Average U.S. hotel sale price hits record high in first quarter

UNITED STATES For the sixth consecutive quarter, year-over-year selling prices have accelerated for U.S. hotels.

According to Lodging Econometrics, 110 U.S. hotels across all chain scales reported a selling price in the first quarter, with the overall average selling price reaching a record high of US$125,946 per key. This is a 30% increase from the first quarter of 2010, when hotels traded for US$97,084 per key and a 14% increase over the 2010 year-end average of US$110,827.

Nearly half all transactions (47%) were in the top 25 markets—the highest percentage on record. About 37% were in the upscale and higher chain scales. Larger hotels—those with at least 200 guestrooms—accounted for 19% of the total and sold at a cyclical high average of US$181,680 per key.

REITs accounted for 54% of the first quarter hotel spending, followed by private equity funds, at 32%. Private equity was also the biggest group of sellers during the quarter.

Competition in the top markets for large luxury and upscale hotels, both full- and select-service, is fierce. For institutional investors, the cost of debt is at a record low. REITs in particular have comparatively low yield requirements. Coupled with their ability to pay up front for some future performance, REITs have quickly pushed cap rates to pre-recession lows.

However, overall selling prices continue to be unnaturally inflated due to an abnormally small number of sales in the lower chain scales, where operations have not yet recovered sufficiently to be a driver of valuations and where Main Street financing is still restrained.

The current lift in valuations can largely be attributed to lower cap rates derived from record low interest rates on debt and lower equity yield requirements. Nonetheless, from a buyer’s perspective, this is the time in the cycle where attractively priced hotels with little downside risk are generally available, but where most of the lodging recovery and operating upside has yet to be realized.

Paradoxically, for current ownership groups, it can also be a great time to be a seller of larger, well-located hotels in top markets, if their financial situation permits. A sale today in a rather fluid market replete with qualified buyers is often the best strategy to sidestep complex ownership issues. For some owners, it can amount to a once-in-a-cycle opportunity that cannot be missed.
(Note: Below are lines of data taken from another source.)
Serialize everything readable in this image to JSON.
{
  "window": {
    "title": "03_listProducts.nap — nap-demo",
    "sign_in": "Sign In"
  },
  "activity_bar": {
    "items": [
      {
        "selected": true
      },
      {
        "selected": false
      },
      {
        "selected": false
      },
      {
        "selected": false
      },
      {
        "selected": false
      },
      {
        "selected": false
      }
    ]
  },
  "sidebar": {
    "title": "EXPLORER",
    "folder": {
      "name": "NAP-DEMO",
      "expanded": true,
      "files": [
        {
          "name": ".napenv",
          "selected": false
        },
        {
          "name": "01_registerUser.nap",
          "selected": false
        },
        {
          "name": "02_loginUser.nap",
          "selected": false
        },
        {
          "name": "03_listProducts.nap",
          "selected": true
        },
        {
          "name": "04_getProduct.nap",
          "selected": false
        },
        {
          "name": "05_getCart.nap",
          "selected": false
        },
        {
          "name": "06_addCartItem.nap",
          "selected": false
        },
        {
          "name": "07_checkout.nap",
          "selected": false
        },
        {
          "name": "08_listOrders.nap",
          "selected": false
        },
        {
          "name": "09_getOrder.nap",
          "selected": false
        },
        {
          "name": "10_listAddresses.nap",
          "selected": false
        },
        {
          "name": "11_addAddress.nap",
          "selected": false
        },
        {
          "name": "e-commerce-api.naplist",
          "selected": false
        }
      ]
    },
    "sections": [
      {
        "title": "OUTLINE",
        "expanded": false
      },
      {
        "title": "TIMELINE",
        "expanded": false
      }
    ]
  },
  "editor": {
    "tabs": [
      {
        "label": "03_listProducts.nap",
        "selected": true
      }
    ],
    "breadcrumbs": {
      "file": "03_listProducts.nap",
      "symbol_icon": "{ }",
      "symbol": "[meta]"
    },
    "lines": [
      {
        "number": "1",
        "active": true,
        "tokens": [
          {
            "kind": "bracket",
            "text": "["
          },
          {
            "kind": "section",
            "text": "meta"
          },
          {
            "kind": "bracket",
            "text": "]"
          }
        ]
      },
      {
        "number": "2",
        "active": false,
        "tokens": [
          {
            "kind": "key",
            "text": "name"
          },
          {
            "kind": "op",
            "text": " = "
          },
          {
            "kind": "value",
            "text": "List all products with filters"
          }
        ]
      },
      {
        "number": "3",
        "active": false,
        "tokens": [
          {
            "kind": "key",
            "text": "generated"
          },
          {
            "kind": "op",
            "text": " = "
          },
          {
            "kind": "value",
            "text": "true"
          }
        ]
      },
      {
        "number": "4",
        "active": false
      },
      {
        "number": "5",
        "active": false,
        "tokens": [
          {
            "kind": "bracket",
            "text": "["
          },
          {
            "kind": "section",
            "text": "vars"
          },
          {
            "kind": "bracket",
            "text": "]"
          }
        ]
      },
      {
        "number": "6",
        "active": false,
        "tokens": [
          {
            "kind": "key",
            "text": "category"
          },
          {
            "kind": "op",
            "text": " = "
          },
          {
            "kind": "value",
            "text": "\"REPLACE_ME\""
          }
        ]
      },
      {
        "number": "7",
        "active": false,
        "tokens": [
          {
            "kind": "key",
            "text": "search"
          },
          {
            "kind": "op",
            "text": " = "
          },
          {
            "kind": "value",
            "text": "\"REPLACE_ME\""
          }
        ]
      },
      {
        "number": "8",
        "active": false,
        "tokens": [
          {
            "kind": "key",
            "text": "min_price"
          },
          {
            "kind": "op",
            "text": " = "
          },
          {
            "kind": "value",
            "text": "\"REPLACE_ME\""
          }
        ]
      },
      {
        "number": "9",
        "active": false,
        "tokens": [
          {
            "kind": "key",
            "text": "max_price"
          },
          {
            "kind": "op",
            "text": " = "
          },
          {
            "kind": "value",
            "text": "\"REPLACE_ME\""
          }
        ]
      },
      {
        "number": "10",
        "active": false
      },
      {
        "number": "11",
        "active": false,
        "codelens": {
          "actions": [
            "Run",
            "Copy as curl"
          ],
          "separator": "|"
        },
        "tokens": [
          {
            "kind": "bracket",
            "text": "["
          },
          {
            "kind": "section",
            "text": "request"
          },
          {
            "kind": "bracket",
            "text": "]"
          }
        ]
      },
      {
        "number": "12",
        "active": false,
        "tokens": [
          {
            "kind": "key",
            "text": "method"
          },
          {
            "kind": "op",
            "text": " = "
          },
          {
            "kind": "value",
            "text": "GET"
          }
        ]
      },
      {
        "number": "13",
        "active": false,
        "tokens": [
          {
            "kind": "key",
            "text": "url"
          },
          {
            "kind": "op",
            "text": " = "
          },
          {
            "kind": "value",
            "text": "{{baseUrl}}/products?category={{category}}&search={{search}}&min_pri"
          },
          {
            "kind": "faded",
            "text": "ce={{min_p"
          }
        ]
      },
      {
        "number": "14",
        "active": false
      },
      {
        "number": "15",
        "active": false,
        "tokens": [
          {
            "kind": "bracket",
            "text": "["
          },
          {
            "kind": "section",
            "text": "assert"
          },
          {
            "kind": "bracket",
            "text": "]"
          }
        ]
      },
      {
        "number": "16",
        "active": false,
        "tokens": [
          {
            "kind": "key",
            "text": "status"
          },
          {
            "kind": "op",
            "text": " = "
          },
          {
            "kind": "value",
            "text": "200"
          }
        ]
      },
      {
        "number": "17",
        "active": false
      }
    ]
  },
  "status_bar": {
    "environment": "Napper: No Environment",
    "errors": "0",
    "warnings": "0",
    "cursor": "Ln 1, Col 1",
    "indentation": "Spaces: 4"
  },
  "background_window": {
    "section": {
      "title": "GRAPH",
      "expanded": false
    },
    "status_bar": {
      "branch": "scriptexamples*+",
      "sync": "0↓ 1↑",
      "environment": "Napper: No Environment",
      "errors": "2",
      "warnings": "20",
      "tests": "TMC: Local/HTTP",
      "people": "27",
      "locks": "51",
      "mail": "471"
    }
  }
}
There is another reason why owners of larger, well-located properties might consider selling. If they continue to hold their assets, the anticipated valuation lift, derived from improvements in operating performance, might be somewhat mitigated by higher cap rates caused by rising lending rates and equity yield requirements, as market conditions are expected to change further downstream. This could be particularly true for REITs, as shareholders will likely make demands to increase dividends in the future.